TASK DETAILS:
Wherever the word "JSON" turns up in a line of the entries, copy that line.
---------- DATA PROVIDED
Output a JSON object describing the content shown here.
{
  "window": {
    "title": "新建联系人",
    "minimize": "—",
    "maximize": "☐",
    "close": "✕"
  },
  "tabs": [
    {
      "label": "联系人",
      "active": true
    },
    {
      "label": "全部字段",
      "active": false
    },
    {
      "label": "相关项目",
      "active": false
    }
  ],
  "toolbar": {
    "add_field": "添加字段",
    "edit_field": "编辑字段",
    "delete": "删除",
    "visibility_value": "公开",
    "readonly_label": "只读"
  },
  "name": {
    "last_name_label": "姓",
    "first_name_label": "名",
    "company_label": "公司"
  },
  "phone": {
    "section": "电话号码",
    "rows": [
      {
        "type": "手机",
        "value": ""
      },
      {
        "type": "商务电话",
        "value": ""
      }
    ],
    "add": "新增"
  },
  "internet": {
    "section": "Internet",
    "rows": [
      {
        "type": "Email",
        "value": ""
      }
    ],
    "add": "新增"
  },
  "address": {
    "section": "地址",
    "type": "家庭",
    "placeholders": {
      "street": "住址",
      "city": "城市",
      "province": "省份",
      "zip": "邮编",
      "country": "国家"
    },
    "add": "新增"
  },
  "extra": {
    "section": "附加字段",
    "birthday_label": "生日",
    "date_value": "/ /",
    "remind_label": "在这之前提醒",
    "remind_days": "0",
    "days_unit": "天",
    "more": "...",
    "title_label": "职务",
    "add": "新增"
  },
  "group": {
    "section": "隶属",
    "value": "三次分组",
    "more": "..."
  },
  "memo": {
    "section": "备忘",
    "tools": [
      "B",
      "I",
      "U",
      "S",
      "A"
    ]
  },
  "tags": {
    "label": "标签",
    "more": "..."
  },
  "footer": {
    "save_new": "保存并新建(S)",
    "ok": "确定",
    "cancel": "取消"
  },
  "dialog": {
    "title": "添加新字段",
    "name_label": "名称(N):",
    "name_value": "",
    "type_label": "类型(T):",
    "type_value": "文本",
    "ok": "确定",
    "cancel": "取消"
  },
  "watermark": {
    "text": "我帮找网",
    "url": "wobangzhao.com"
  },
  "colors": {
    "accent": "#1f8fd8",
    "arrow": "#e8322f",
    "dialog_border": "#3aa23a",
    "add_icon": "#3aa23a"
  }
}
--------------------
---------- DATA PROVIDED
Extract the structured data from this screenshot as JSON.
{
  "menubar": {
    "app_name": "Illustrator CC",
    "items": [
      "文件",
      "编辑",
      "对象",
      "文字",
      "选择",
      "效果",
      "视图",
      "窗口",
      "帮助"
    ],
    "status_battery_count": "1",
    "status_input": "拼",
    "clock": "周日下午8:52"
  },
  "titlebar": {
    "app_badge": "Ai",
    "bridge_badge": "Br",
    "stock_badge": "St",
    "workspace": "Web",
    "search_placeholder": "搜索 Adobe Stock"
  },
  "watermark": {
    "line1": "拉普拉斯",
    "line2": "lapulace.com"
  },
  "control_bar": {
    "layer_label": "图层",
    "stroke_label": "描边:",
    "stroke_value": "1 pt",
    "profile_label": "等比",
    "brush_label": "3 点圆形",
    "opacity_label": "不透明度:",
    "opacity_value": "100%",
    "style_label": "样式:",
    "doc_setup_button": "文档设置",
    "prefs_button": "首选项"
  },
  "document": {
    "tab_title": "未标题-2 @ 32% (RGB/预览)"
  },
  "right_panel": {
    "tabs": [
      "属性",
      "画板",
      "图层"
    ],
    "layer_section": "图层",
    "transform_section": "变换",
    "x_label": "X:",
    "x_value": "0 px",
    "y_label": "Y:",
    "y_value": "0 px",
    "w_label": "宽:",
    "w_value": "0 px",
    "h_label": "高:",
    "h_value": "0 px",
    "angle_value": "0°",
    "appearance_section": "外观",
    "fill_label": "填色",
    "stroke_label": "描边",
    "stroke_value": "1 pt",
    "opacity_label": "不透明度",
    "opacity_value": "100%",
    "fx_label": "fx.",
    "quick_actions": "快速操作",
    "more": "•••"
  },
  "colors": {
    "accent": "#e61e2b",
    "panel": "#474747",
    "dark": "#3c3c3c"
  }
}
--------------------
RESULT:
Output a JSON object describing the content shown here.
Extract the structured data from this screenshot as JSON.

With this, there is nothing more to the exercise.